When and what to eat ahead of a race, according to sports scientists and running experts – Sporting News

When and what to eat ahead of a race, according to sports scientists and running experts  Sporting News

If you ask ten runners about their race day routines, chances are you’ll get as many different answers. From the best way to warm up right down to wearing that lucky pair of socks, there are myriad little details that runners adopt to optimise their performances. 

Eating and drinking leading up to and on race day are vital variables that can make or break a record. 

Samantha Shearman, an Australia-based physiotherapist, sports scientist and founder of the mobile app 10 Weeks to Stronger Running app, says the right diet strategy can give runners an edge. “Correct fuelling allows you to feel energised for your run rather than feeling low and sluggish.”

#Establish a routine and stick with it

#Base your intake on distance

#Hydrate in stages

Depending on personal habits and diet restrictions, runner and owner of Gym ACTV Strength Co Alastair Day says playing it safe and eating what you know is crucial. 

Ahead of Under Armour’s first All Out Mile virtual race in Australia, where both will participate between June 1 and five, Shearman and Day share tips on what to eat to help your body perform at its best race day. 

Photo: Shutterstock

As you would with any exercise, it’s not advisable to eat too close leading up to a race. Day says runners should condition their bodies ahead to get used to an early start. “In the weeks leading up to the mile, practice waking up a few hours before you run and eating what you’ll eat on race day so your body can get used to it.”

Shearman agrees with defaulting to the tried and trusted when it comes to what you consume before a  race. “It’s important to stick with foods you know and are comfortable eating leading into race day– trying new strategies the night before or on the day could lead to an upset stomach.”

How and what you eat also depends on the distance you’re running.

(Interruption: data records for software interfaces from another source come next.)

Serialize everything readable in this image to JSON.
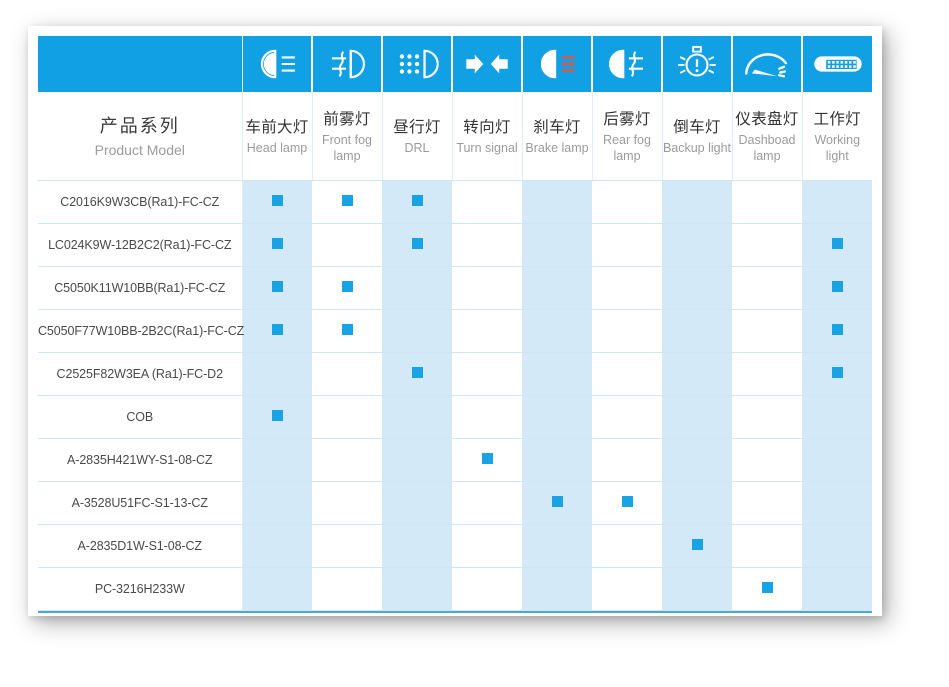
{
  "theme": {
    "header_blue": "#12A0E4",
    "marker_blue": "#17A3E4",
    "shade_blue": "#D4E9F7",
    "grid_line": "#CFE7F5",
    "bottom_rule": "#4BA9CF"
  },
  "table": {
    "model_column": {
      "title_cn": "产品系列",
      "title_en": "Product Model"
    },
    "columns": [
      {
        "icon": "head-lamp-icon",
        "cn": "车前大灯",
        "en": "Head lamp",
        "shaded": true
      },
      {
        "icon": "front-fog-lamp-icon",
        "cn": "前雾灯",
        "en": "Front fog lamp",
        "shaded": false
      },
      {
        "icon": "drl-icon",
        "cn": "昼行灯",
        "en": "DRL",
        "shaded": true
      },
      {
        "icon": "turn-signal-icon",
        "cn": "转向灯",
        "en": "Turn signal",
        "shaded": false
      },
      {
        "icon": "brake-lamp-icon",
        "cn": "刹车灯",
        "en": "Brake lamp",
        "shaded": true
      },
      {
        "icon": "rear-fog-lamp-icon",
        "cn": "后雾灯",
        "en": "Rear fog lamp",
        "shaded": false
      },
      {
        "icon": "backup-light-icon",
        "cn": "倒车灯",
        "en": "Backup light",
        "shaded": true
      },
      {
        "icon": "dashboard-lamp-icon",
        "cn": "仪表盘灯",
        "en": "Dashboad lamp",
        "shaded": false
      },
      {
        "icon": "working-light-icon",
        "cn": "工作灯",
        "en": "Working light",
        "shaded": true
      }
    ],
    "rows": [
      {
        "model": "C2016K9W3CB(Ra1)-FC-CZ",
        "marks": [
          1,
          1,
          1,
          0,
          0,
          0,
          0,
          0,
          0
        ]
      },
      {
        "model": "LC024K9W-12B2C2(Ra1)-FC-CZ",
        "marks": [
          1,
          0,
          1,
          0,
          0,
          0,
          0,
          0,
          1
        ]
      },
      {
        "model": "C5050K11W10BB(Ra1)-FC-CZ",
        "marks": [
          1,
          1,
          0,
          0,
          0,
          0,
          0,
          0,
          1
        ]
      },
      {
        "model": "C5050F77W10BB-2B2C(Ra1)-FC-CZ",
        "marks": [
          1,
          1,
          0,
          0,
          0,
          0,
          0,
          0,
          1
        ]
      },
      {
        "model": "C2525F82W3EA (Ra1)-FC-D2",
        "marks": [
          0,
          0,
          1,
          0,
          0,
          0,
          0,
          0,
          1
        ]
      },
      {
        "model": "COB",
        "marks": [
          1,
          0,
          0,
          0,
          0,
          0,
          0,
          0,
          0
        ]
      },
      {
        "model": "A-2835H421WY-S1-08-CZ",
        "marks": [
          0,
          0,
          0,
          1,
          0,
          0,
          0,
          0,
          0
        ]
      },
      {
        "model": "A-3528U51FC-S1-13-CZ",
        "marks": [
          0,
          0,
          0,
          0,
          1,
          1,
          0,
          0,
          0
        ]
      },
      {
        "model": "A-2835D1W-S1-08-CZ",
        "marks": [
          0,
          0,
          0,
          0,
          0,
          0,
          1,
          0,
          0
        ]
      },
      {
        "model": "PC-3216H233W",
        "marks": [
          0,
          0,
          0,
          0,
          0,
          0,
          0,
          1,
          0
        ]
      }
    ]
  }
}
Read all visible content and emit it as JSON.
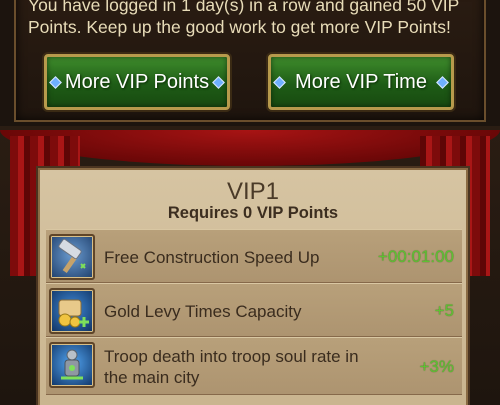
{
  "header": {
    "message": "You have logged in 1 day(s) in a row and gained 50 VIP Points.  Keep up the good work to get more VIP Points!"
  },
  "buttons": {
    "more_points": "More VIP Points",
    "more_time": "More VIP Time"
  },
  "vip": {
    "level": "VIP1",
    "requirement": "Requires 0 VIP Points",
    "perks": [
      {
        "icon": "hammer-icon",
        "label": "Free Construction Speed Up",
        "value": "+00:01:00"
      },
      {
        "icon": "gold-levy-icon",
        "label": "Gold Levy Times Capacity",
        "value": "+5"
      },
      {
        "icon": "troop-soul-icon",
        "label": "Troop death into troop soul rate in the main city",
        "value": "+3%"
      }
    ]
  },
  "colors": {
    "accent_green": "#5fc034",
    "button_green": "#2e7a20",
    "curtain_red": "#a81414",
    "parchment": "#d6c4a2"
  }
}
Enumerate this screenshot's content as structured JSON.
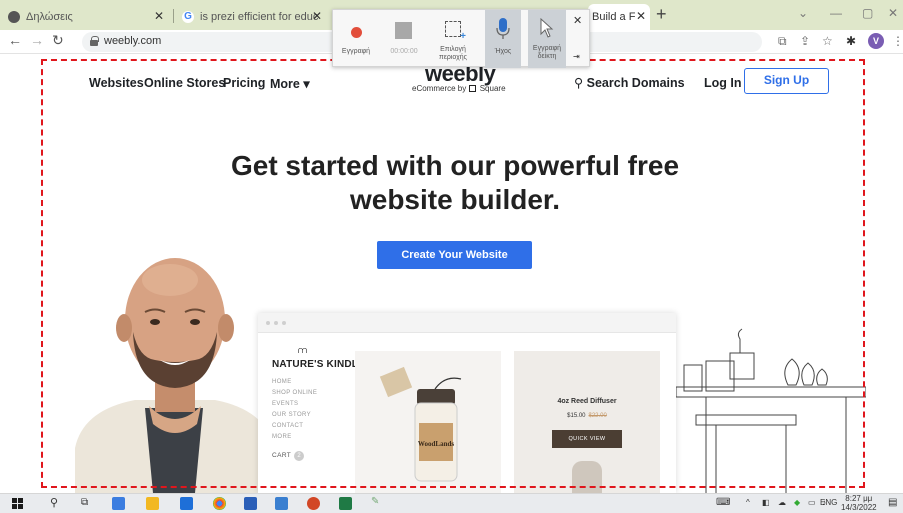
{
  "browser": {
    "tabs": [
      {
        "title": "Δηλώσεις",
        "color": "#555555"
      },
      {
        "title": "is prezi efficient for education - ",
        "color": "#4285f4"
      },
      {
        "title": "Build a Free",
        "color": "#333333"
      }
    ],
    "url": "weebly.com",
    "profile_initial": "V"
  },
  "recorder": {
    "record_label": "Εγγραφή",
    "timer": "00:00:00",
    "select_area_label": "Επιλογή περιοχής",
    "audio_label": "Ήχος",
    "cursor_label": "Εγγραφή δείκτη"
  },
  "site": {
    "nav": {
      "websites": "Websites",
      "online_stores": "Online Stores",
      "pricing": "Pricing",
      "more": "More ▾"
    },
    "logo": "weebly",
    "logo_sub_prefix": "eCommerce by",
    "logo_sub_brand": "Square",
    "search_domains": "Search Domains",
    "login": "Log In",
    "signup": "Sign Up",
    "headline_line1": "Get started with our powerful free",
    "headline_line2": "website builder.",
    "cta": "Create Your Website",
    "preview": {
      "store_name": "NATURE'S KINDLE",
      "menu": [
        "HOME",
        "SHOP ONLINE",
        "EVENTS",
        "OUR STORY",
        "CONTACT",
        "MORE"
      ],
      "cart": "CART",
      "cart_count": "2",
      "jar_label": "WoodLands",
      "product_title": "4oz Reed Diffuser",
      "price": "$15.00",
      "old_price": "$22.00",
      "quick_view": "QUICK VIEW"
    }
  },
  "taskbar": {
    "lang": "ENG",
    "time": "8:27 μμ",
    "date": "14/3/2022"
  },
  "colors": {
    "accent": "#2f6fe8",
    "dashed_border": "#e0161c",
    "tabstrip": "#dfe7ca"
  }
}
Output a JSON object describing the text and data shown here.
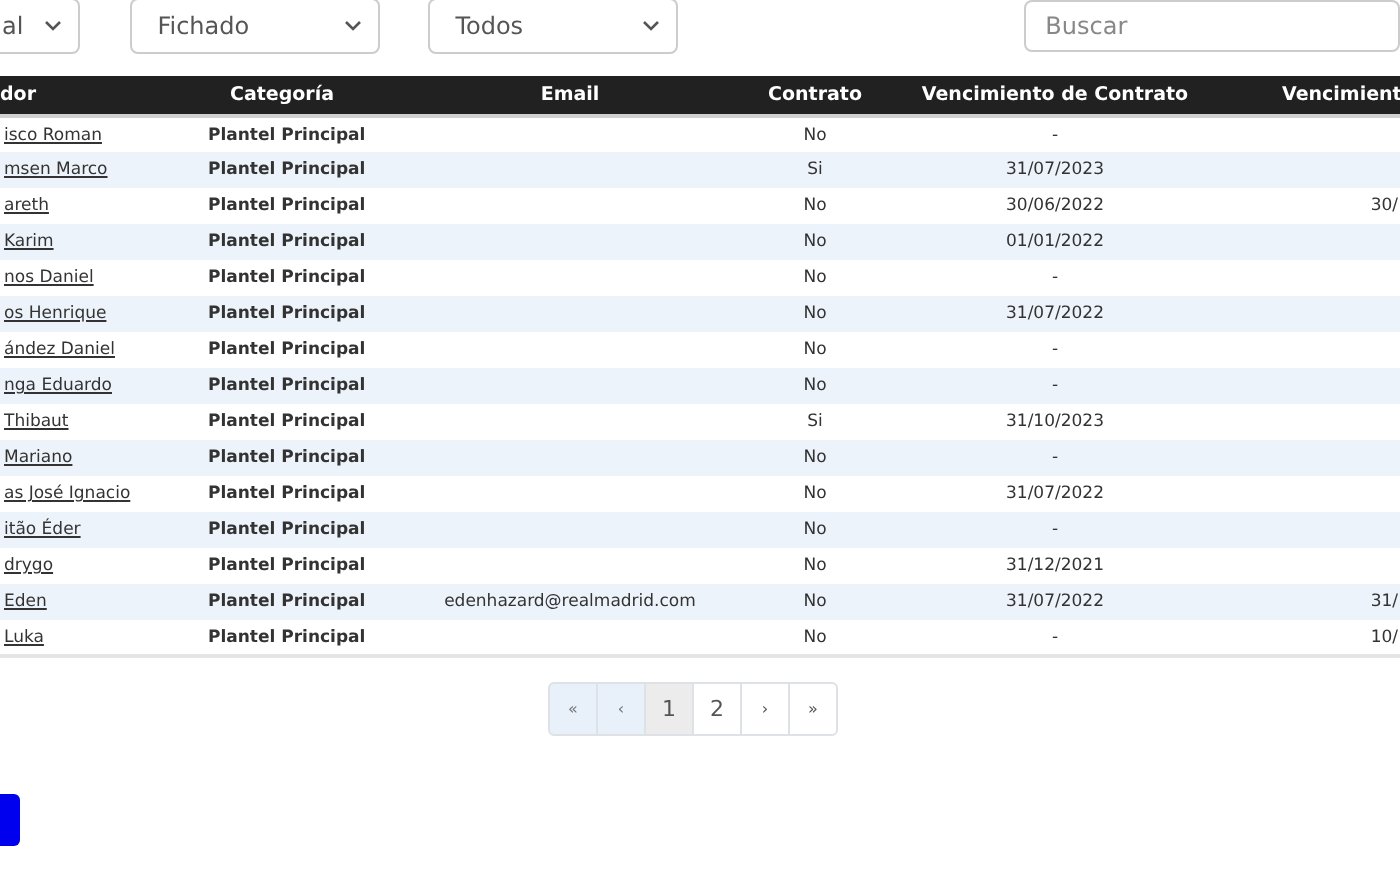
{
  "filters": [
    {
      "value": "al"
    },
    {
      "value": "Fichado"
    },
    {
      "value": "Todos"
    }
  ],
  "search": {
    "placeholder": "Buscar"
  },
  "table": {
    "columns": [
      "dor",
      "Categoría",
      "Email",
      "Contrato",
      "Vencimiento de Contrato",
      "Vencimient"
    ],
    "rows": [
      {
        "player": "isco Roman",
        "category": "Plantel Principal",
        "contract": "No",
        "contract_expiry": "-"
      },
      {
        "player": "msen Marco",
        "category": "Plantel Principal",
        "contract": "Si",
        "contract_expiry": "31/07/2023"
      },
      {
        "player": "areth",
        "category": "Plantel Principal",
        "contract": "No",
        "contract_expiry": "30/06/2022",
        "column_6": "30/"
      },
      {
        "player": "Karim",
        "category": "Plantel Principal",
        "contract": "No",
        "contract_expiry": "01/01/2022"
      },
      {
        "player": "nos Daniel",
        "category": "Plantel Principal",
        "contract": "No",
        "contract_expiry": "-"
      },
      {
        "player": "os Henrique",
        "category": "Plantel Principal",
        "contract": "No",
        "contract_expiry": "31/07/2022"
      },
      {
        "player": "ández Daniel",
        "category": "Plantel Principal",
        "contract": "No",
        "contract_expiry": "-"
      },
      {
        "player": "nga Eduardo",
        "category": "Plantel Principal",
        "contract": "No",
        "contract_expiry": "-"
      },
      {
        "player": "Thibaut",
        "category": "Plantel Principal",
        "contract": "Si",
        "contract_expiry": "31/10/2023"
      },
      {
        "player": "Mariano",
        "category": "Plantel Principal",
        "contract": "No",
        "contract_expiry": "-"
      },
      {
        "player": "as José Ignacio",
        "category": "Plantel Principal",
        "contract": "No",
        "contract_expiry": "31/07/2022"
      },
      {
        "player": "itão Éder",
        "category": "Plantel Principal",
        "contract": "No",
        "contract_expiry": "-"
      },
      {
        "player": "drygo",
        "category": "Plantel Principal",
        "contract": "No",
        "contract_expiry": "31/12/2021"
      },
      {
        "player": "Eden",
        "category": "Plantel Principal",
        "email": "edenhazard@realmadrid.com",
        "contract": "No",
        "contract_expiry": "31/07/2022",
        "column_6": "31/"
      },
      {
        "player": "Luka",
        "category": "Plantel Principal",
        "contract": "No",
        "contract_expiry": "-",
        "column_6": "10/"
      }
    ]
  },
  "pagination": [
    {
      "label": "«",
      "disabled": true,
      "selected": false
    },
    {
      "label": "‹",
      "disabled": true,
      "selected": false
    },
    {
      "label": "1",
      "disabled": false,
      "selected": true
    },
    {
      "label": "2",
      "disabled": false,
      "selected": false
    },
    {
      "label": "›",
      "disabled": false,
      "selected": false
    },
    {
      "label": "»",
      "disabled": false,
      "selected": false
    }
  ]
}
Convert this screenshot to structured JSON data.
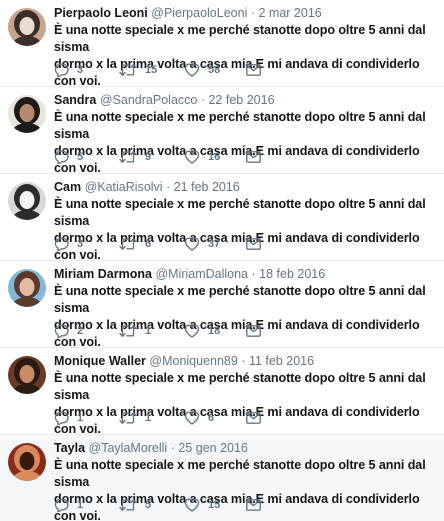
{
  "tweets": [
    {
      "name": "Pierpaolo Leoni",
      "handle": "@PierpaoloLeoni",
      "separator": "·",
      "date": "2 mar 2016",
      "text_line1": "È una notte speciale x me perché stanotte dopo oltre 5 anni dal sisma",
      "text_line2": "dormo x la prima volta a casa mia.E mi andava di condividerlo con voi.",
      "replies": "3",
      "retweets": "15",
      "likes": "58",
      "avatar_colors": [
        "#c9a48a",
        "#3a2e2a",
        "#e8dcd0"
      ]
    },
    {
      "name": "Sandra",
      "handle": "@SandraPolacco",
      "separator": "·",
      "date": "22 feb 2016",
      "text_line1": "È una notte speciale x me perché stanotte dopo oltre 5 anni dal sisma",
      "text_line2": "dormo x la prima volta a casa mia.E mi andava di condividerlo con voi.",
      "replies": "5",
      "retweets": "9",
      "likes": "16",
      "avatar_colors": [
        "#e9e4dc",
        "#1e1a18",
        "#b68a6e"
      ]
    },
    {
      "name": "Cam",
      "handle": "@KatiaRisolvi",
      "separator": "·",
      "date": "21 feb 2016",
      "text_line1": "È una notte speciale x me perché stanotte dopo oltre 5 anni dal sisma",
      "text_line2": "dormo x la prima volta a casa mia.E mi andava di condividerlo con voi.",
      "replies": "3",
      "retweets": "6",
      "likes": "37",
      "avatar_colors": [
        "#d8d8d8",
        "#2b2b2b",
        "#f2f2f2"
      ]
    },
    {
      "name": "Miriam Darmona",
      "handle": "@MiriamDallona",
      "separator": "·",
      "date": "18 feb 2016",
      "text_line1": "È una notte speciale x me perché stanotte dopo oltre 5 anni dal sisma",
      "text_line2": "dormo x la prima volta a casa mia.E mi andava di condividerlo con voi.",
      "replies": "2",
      "retweets": "1",
      "likes": "18",
      "avatar_colors": [
        "#7fb8d8",
        "#5a3a2a",
        "#e3b9a0"
      ]
    },
    {
      "name": "Monique Waller",
      "handle": "@Moniquenn89",
      "separator": "·",
      "date": "11 feb 2016",
      "text_line1": "È una notte speciale x me perché stanotte dopo oltre 5 anni dal sisma",
      "text_line2": "dormo x la prima volta a casa mia.E mi andava di condividerlo con voi.",
      "replies": "1",
      "retweets": "1",
      "likes": "6",
      "avatar_colors": [
        "#6b3a24",
        "#2a1a12",
        "#c98a66"
      ]
    },
    {
      "name": "Tayla",
      "handle": "@TaylaMorelli",
      "separator": "·",
      "date": "25 gen 2016",
      "text_line1": "È una notte speciale x me perché stanotte dopo oltre 5 anni dal sisma",
      "text_line2": "dormo x la prima volta a casa mia.E mi andava di condividerlo con voi.",
      "replies": "1",
      "retweets": "5",
      "likes": "15",
      "avatar_colors": [
        "#8a2a1a",
        "#d88a5a",
        "#3a1a10"
      ]
    }
  ],
  "icons": {
    "reply": "reply-icon",
    "retweet": "retweet-icon",
    "like": "heart-icon",
    "message": "envelope-icon"
  },
  "colors": {
    "text": "#14171a",
    "muted": "#657786",
    "divider": "#e6ecf0",
    "highlight_bg": "#f5f8fa"
  }
}
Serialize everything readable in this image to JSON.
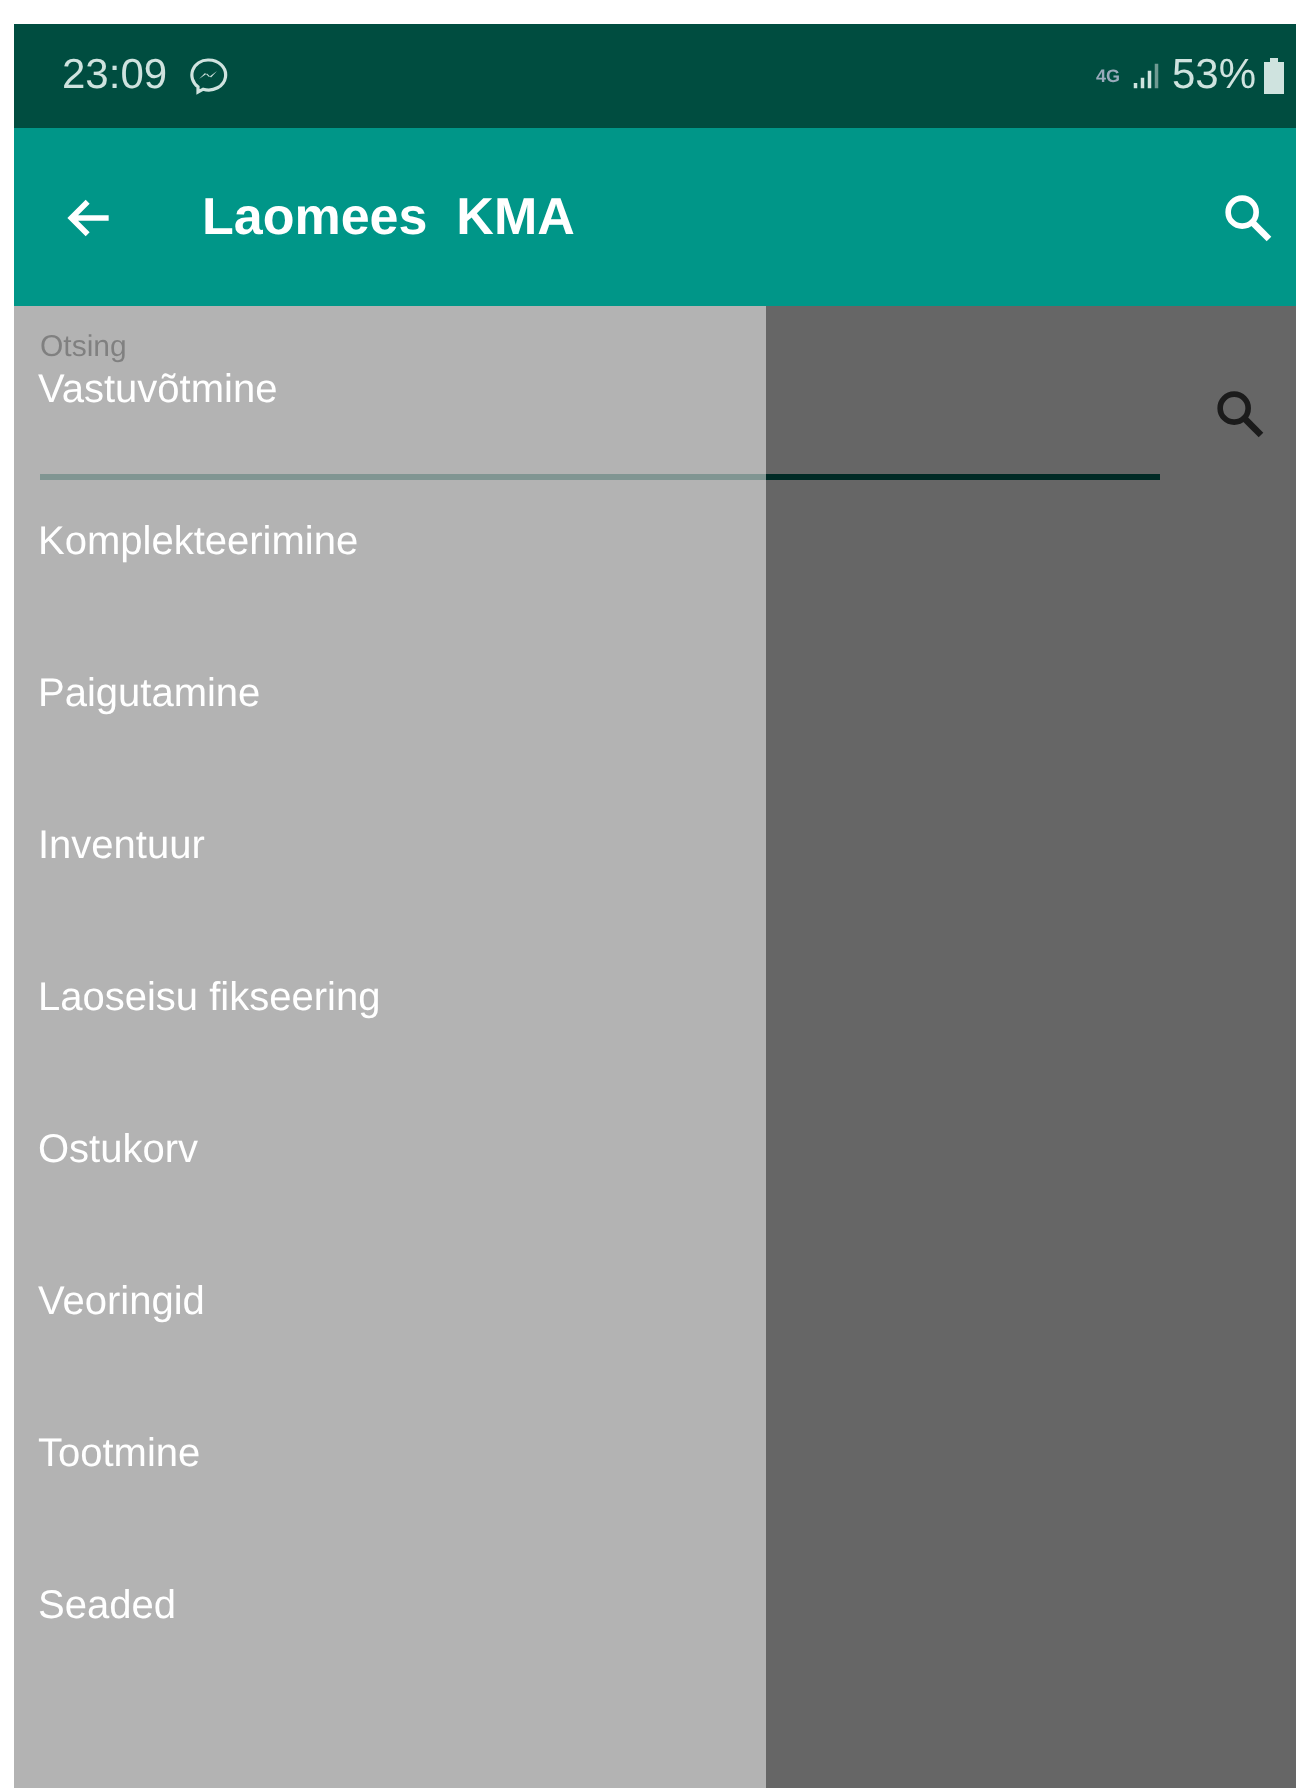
{
  "status_bar": {
    "time": "23:09",
    "network": "4G",
    "battery": "53%"
  },
  "app_bar": {
    "title": "Laomees  KMA"
  },
  "search": {
    "placeholder": "Otsing"
  },
  "drawer": {
    "items": [
      {
        "label": "Vastuvõtmine"
      },
      {
        "label": "Komplekteerimine"
      },
      {
        "label": "Paigutamine"
      },
      {
        "label": "Inventuur"
      },
      {
        "label": "Laoseisu fikseering"
      },
      {
        "label": "Ostukorv"
      },
      {
        "label": "Veoringid"
      },
      {
        "label": "Tootmine"
      },
      {
        "label": "Seaded"
      }
    ]
  }
}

For distance events, Shearman says carbohydrates are essential. “Carbohydrates are an important feature of any runner’s diet as they provide the main source of energy.” 

But for short distance races like the 1.6km All Out Mile, there’s no need to carbo-load– Instead, runners should take a healthy 200 to 300-calorie pre-race meal one to two hours prior. 

Day recommends some fruit and toast. “My personal favourite is peanut butter on toast with banana on top. Keep things simple.”

Proper hydration and getting enough electrolytes are crucial steps for avoiding dehydration and muscle cramps. Don’t wait until the last minute to drink up. 

“In the days leading in, make sure you take on some extra fluids throughout the day; you can also add a hydrate tablet to keep yourself topped up even more,” Day says. 

Also see: Extreme heat can help and hurt performance – here’s how to manage and use it to your advantage